Reproduce the records below exactly as they are written.

[Opening Information supplied section]

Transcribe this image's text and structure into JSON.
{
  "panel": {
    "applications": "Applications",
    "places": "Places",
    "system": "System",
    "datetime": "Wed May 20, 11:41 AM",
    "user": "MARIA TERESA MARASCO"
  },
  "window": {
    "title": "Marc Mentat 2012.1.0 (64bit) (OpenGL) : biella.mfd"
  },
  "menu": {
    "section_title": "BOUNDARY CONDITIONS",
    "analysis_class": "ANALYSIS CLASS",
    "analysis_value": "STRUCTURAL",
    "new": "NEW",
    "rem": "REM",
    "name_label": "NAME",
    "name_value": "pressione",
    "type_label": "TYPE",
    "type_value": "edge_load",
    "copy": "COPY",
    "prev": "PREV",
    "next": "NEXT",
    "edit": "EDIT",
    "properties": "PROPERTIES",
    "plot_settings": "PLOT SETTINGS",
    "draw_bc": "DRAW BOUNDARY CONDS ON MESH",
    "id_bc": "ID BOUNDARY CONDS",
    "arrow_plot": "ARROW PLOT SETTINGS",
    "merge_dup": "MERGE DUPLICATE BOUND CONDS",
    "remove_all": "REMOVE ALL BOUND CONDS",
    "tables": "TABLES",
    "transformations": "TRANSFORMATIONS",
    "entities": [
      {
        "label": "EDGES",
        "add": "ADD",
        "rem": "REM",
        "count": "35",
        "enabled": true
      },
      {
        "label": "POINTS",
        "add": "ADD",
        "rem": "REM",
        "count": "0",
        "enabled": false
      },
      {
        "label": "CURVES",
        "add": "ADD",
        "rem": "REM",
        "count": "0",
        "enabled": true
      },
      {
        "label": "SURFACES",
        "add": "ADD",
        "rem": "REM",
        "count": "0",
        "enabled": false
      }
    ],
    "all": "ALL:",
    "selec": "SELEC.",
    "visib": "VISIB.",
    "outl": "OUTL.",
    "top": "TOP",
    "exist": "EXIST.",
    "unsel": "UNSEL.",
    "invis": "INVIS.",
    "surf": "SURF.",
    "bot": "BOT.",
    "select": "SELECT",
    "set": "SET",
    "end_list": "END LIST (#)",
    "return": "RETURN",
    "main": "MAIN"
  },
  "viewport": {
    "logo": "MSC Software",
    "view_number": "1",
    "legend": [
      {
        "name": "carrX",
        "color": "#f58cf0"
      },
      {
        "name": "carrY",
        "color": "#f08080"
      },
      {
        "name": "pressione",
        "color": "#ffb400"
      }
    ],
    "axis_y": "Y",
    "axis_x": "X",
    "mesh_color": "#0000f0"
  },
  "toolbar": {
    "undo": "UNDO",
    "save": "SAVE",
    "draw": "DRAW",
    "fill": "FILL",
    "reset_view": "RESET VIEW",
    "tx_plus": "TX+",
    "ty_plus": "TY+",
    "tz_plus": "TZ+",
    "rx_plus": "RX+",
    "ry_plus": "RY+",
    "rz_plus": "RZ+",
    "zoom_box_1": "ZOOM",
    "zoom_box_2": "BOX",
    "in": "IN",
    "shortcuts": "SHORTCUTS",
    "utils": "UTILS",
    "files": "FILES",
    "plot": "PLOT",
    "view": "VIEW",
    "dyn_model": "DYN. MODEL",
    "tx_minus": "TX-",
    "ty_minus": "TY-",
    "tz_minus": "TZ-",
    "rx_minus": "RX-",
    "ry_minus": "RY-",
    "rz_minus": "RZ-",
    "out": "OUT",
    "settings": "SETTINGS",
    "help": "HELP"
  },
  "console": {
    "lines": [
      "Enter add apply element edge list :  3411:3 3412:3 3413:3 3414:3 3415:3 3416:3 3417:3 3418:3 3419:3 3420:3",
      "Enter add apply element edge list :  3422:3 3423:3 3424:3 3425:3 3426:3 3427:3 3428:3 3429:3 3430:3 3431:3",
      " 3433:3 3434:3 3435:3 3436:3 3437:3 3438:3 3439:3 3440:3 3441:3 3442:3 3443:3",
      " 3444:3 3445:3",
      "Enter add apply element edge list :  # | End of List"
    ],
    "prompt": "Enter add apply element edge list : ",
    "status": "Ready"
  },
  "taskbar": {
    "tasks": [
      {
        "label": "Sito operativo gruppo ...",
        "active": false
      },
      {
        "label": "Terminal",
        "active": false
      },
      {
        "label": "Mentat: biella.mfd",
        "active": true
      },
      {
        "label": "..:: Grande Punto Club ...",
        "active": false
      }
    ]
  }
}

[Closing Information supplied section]

Output.
Transcribe this image's text and structure into JSON.
{
  "panel": {
    "applications": "Applications",
    "places": "Places",
    "system": "System",
    "datetime": "Wed May 20, 11:41 AM",
    "user": "MARIA TERESA MARASCO"
  },
  "window": {
    "title": "Marc Mentat 2012.1.0 (64bit) (OpenGL) : biella.mfd"
  },
  "menu": {
    "section_title": "BOUNDARY CONDITIONS",
    "analysis_class": "ANALYSIS CLASS",
    "analysis_value": "STRUCTURAL",
    "new": "NEW",
    "rem": "REM",
    "name_label": "NAME",
    "name_value": "pressione",
    "type_label": "TYPE",
    "type_value": "edge_load",
    "copy": "COPY",
    "prev": "PREV",
    "next": "NEXT",
    "edit": "EDIT",
    "properties": "PROPERTIES",
    "plot_settings": "PLOT SETTINGS",
    "draw_bc": "DRAW BOUNDARY CONDS ON MESH",
    "id_bc": "ID BOUNDARY CONDS",
    "arrow_plot": "ARROW PLOT SETTINGS",
    "merge_dup": "MERGE DUPLICATE BOUND CONDS",
    "remove_all": "REMOVE ALL BOUND CONDS",
    "tables": "TABLES",
    "transformations": "TRANSFORMATIONS",
    "entities": [
      {
        "label": "EDGES",
        "add": "ADD",
        "rem": "REM",
        "count": "35",
        "enabled": true
      },
      {
        "label": "POINTS",
        "add": "ADD",
        "rem": "REM",
        "count": "0",
        "enabled": false
      },
      {
        "label": "CURVES",
        "add": "ADD",
        "rem": "REM",
        "count": "0",
        "enabled": true
      },
      {
        "label": "SURFACES",
        "add": "ADD",
        "rem": "REM",
        "count": "0",
        "enabled": false
      }
    ],
    "all": "ALL:",
    "selec": "SELEC.",
    "visib": "VISIB.",
    "outl": "OUTL.",
    "top": "TOP",
    "exist": "EXIST.",
    "unsel": "UNSEL.",
    "invis": "INVIS.",
    "surf": "SURF.",
    "bot": "BOT.",
    "select": "SELECT",
    "set": "SET",
    "end_list": "END LIST (#)",
    "return": "RETURN",
    "main": "MAIN"
  },
  "viewport": {
    "logo": "MSC Software",
    "view_number": "1",
    "legend": [
      {
        "name": "carrX",
        "color": "#f58cf0"
      },
      {
        "name": "carrY",
        "color": "#f08080"
      },
      {
        "name": "pressione",
        "color": "#ffb400"
      }
    ],
    "axis_y": "Y",
    "axis_x": "X",
    "mesh_color": "#0000f0"
  },
  "toolbar": {
    "undo": "UNDO",
    "save": "SAVE",
    "draw": "DRAW",
    "fill": "FILL",
    "reset_view": "RESET VIEW",
    "tx_plus": "TX+",
    "ty_plus": "TY+",
    "tz_plus": "TZ+",
    "rx_plus": "RX+",
    "ry_plus": "RY+",
    "rz_plus": "RZ+",
    "zoom_box_1": "ZOOM",
    "zoom_box_2": "BOX",
    "in": "IN",
    "shortcuts": "SHORTCUTS",
    "utils": "UTILS",
    "files": "FILES",
    "plot": "PLOT",
    "view": "VIEW",
    "dyn_model": "DYN. MODEL",
    "tx_minus": "TX-",
    "ty_minus": "TY-",
    "tz_minus": "TZ-",
    "rx_minus": "RX-",
    "ry_minus": "RY-",
    "rz_minus": "RZ-",
    "out": "OUT",
    "settings": "SETTINGS",
    "help": "HELP"
  },
  "console": {
    "lines": [
      "Enter add apply element edge list :  3411:3 3412:3 3413:3 3414:3 3415:3 3416:3 3417:3 3418:3 3419:3 3420:3",
      "Enter add apply element edge list :  3422:3 3423:3 3424:3 3425:3 3426:3 3427:3 3428:3 3429:3 3430:3 3431:3",
      " 3433:3 3434:3 3435:3 3436:3 3437:3 3438:3 3439:3 3440:3 3441:3 3442:3 3443:3",
      " 3444:3 3445:3",
      "Enter add apply element edge list :  # | End of List"
    ],
    "prompt": "Enter add apply element edge list : ",
    "status": "Ready"
  },
  "taskbar": {
    "tasks": [
      {
        "label": "Sito operativo gruppo ...",
        "active": false
      },
      {
        "label": "Terminal",
        "active": false
      },
      {
        "label": "Mentat: biella.mfd",
        "active": true
      },
      {
        "label": "..:: Grande Punto Club ...",
        "active": false
      }
    ]
  }
}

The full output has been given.